» Problem to work on: The output must match the entries below exactly.

» Provided information:
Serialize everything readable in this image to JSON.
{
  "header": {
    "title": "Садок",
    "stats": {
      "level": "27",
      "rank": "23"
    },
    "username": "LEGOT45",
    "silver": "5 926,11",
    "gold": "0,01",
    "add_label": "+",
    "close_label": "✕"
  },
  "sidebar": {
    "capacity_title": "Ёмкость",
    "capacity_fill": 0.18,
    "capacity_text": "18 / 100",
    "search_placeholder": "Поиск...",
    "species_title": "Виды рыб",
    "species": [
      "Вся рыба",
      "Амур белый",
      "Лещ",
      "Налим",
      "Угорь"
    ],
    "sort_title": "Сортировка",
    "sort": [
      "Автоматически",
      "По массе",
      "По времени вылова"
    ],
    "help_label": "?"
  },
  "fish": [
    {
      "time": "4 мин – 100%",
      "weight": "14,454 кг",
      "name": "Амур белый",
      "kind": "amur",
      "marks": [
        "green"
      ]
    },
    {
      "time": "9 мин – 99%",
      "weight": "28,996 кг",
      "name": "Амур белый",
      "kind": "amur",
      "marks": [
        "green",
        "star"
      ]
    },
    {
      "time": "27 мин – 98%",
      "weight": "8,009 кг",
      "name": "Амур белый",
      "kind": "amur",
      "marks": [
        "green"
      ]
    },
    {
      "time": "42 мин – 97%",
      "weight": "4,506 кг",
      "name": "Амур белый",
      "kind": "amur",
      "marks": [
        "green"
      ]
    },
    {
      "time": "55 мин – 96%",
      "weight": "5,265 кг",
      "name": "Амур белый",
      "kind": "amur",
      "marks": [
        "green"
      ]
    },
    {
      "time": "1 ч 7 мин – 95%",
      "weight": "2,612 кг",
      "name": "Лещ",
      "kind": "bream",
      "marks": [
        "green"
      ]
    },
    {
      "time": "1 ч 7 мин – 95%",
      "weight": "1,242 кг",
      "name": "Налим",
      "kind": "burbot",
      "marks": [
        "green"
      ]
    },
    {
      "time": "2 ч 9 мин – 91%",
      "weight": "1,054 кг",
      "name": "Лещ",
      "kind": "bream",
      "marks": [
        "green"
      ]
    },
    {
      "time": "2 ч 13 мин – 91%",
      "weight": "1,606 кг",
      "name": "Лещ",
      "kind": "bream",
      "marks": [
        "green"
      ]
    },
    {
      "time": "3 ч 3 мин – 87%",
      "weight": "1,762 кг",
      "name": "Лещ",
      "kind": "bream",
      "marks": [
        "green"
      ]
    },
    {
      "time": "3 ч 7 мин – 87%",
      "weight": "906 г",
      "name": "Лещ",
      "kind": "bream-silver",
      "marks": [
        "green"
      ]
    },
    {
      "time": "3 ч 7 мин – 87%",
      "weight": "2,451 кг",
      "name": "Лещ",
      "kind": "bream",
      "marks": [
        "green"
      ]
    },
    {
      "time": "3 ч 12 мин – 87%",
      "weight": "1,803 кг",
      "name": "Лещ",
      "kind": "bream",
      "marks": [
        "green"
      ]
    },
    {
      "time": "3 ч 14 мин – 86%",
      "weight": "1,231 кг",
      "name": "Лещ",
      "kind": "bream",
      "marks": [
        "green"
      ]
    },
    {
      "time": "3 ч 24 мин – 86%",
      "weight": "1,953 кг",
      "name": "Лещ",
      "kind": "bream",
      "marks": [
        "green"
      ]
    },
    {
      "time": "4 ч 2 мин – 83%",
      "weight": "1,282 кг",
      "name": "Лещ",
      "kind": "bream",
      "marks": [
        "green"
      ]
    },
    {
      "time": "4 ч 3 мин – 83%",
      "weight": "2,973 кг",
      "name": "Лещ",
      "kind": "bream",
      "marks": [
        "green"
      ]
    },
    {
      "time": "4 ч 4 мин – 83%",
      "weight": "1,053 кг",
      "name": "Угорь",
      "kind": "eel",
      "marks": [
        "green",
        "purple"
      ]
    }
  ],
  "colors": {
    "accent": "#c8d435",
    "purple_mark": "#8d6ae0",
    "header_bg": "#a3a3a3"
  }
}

» Written solution:
Serialize everything readable in this image to JSON.
{
  "header": {
    "title": "Садок",
    "stats": {
      "level": "27",
      "rank": "23"
    },
    "username": "LEGOT45",
    "silver": "5 926,11",
    "gold": "0,01",
    "add_label": "+",
    "close_label": "✕"
  },
  "sidebar": {
    "capacity_title": "Ёмкость",
    "capacity_fill": 0.18,
    "capacity_text": "18 / 100",
    "search_placeholder": "Поиск...",
    "species_title": "Виды рыб",
    "species": [
      "Вся рыба",
      "Амур белый",
      "Лещ",
      "Налим",
      "Угорь"
    ],
    "sort_title": "Сортировка",
    "sort": [
      "Автоматически",
      "По массе",
      "По времени вылова"
    ],
    "help_label": "?"
  },
  "fish": [
    {
      "time": "4 мин – 100%",
      "weight": "14,454 кг",
      "name": "Амур белый",
      "kind": "amur",
      "marks": [
        "green"
      ]
    },
    {
      "time": "9 мин – 99%",
      "weight": "28,996 кг",
      "name": "Амур белый",
      "kind": "amur",
      "marks": [
        "green",
        "star"
      ]
    },
    {
      "time": "27 мин – 98%",
      "weight": "8,009 кг",
      "name": "Амур белый",
      "kind": "amur",
      "marks": [
        "green"
      ]
    },
    {
      "time": "42 мин – 97%",
      "weight": "4,506 кг",
      "name": "Амур белый",
      "kind": "amur",
      "marks": [
        "green"
      ]
    },
    {
      "time": "55 мин – 96%",
      "weight": "5,265 кг",
      "name": "Амур белый",
      "kind": "amur",
      "marks": [
        "green"
      ]
    },
    {
      "time": "1 ч 7 мин – 95%",
      "weight": "2,612 кг",
      "name": "Лещ",
      "kind": "bream",
      "marks": [
        "green"
      ]
    },
    {
      "time": "1 ч 7 мин – 95%",
      "weight": "1,242 кг",
      "name": "Налим",
      "kind": "burbot",
      "marks": [
        "green"
      ]
    },
    {
      "time": "2 ч 9 мин – 91%",
      "weight": "1,054 кг",
      "name": "Лещ",
      "kind": "bream",
      "marks": [
        "green"
      ]
    },
    {
      "time": "2 ч 13 мин – 91%",
      "weight": "1,606 кг",
      "name": "Лещ",
      "kind": "bream",
      "marks": [
        "green"
      ]
    },
    {
      "time": "3 ч 3 мин – 87%",
      "weight": "1,762 кг",
      "name": "Лещ",
      "kind": "bream",
      "marks": [
        "green"
      ]
    },
    {
      "time": "3 ч 7 мин – 87%",
      "weight": "906 г",
      "name": "Лещ",
      "kind": "bream-silver",
      "marks": [
        "green"
      ]
    },
    {
      "time": "3 ч 7 мин – 87%",
      "weight": "2,451 кг",
      "name": "Лещ",
      "kind": "bream",
      "marks": [
        "green"
      ]
    },
    {
      "time": "3 ч 12 мин – 87%",
      "weight": "1,803 кг",
      "name": "Лещ",
      "kind": "bream",
      "marks": [
        "green"
      ]
    },
    {
      "time": "3 ч 14 мин – 86%",
      "weight": "1,231 кг",
      "name": "Лещ",
      "kind": "bream",
      "marks": [
        "green"
      ]
    },
    {
      "time": "3 ч 24 мин – 86%",
      "weight": "1,953 кг",
      "name": "Лещ",
      "kind": "bream",
      "marks": [
        "green"
      ]
    },
    {
      "time": "4 ч 2 мин – 83%",
      "weight": "1,282 кг",
      "name": "Лещ",
      "kind": "bream",
      "marks": [
        "green"
      ]
    },
    {
      "time": "4 ч 3 мин – 83%",
      "weight": "2,973 кг",
      "name": "Лещ",
      "kind": "bream",
      "marks": [
        "green"
      ]
    },
    {
      "time": "4 ч 4 мин – 83%",
      "weight": "1,053 кг",
      "name": "Угорь",
      "kind": "eel",
      "marks": [
        "green",
        "purple"
      ]
    }
  ],
  "colors": {
    "accent": "#c8d435",
    "purple_mark": "#8d6ae0",
    "header_bg": "#a3a3a3"
  }
}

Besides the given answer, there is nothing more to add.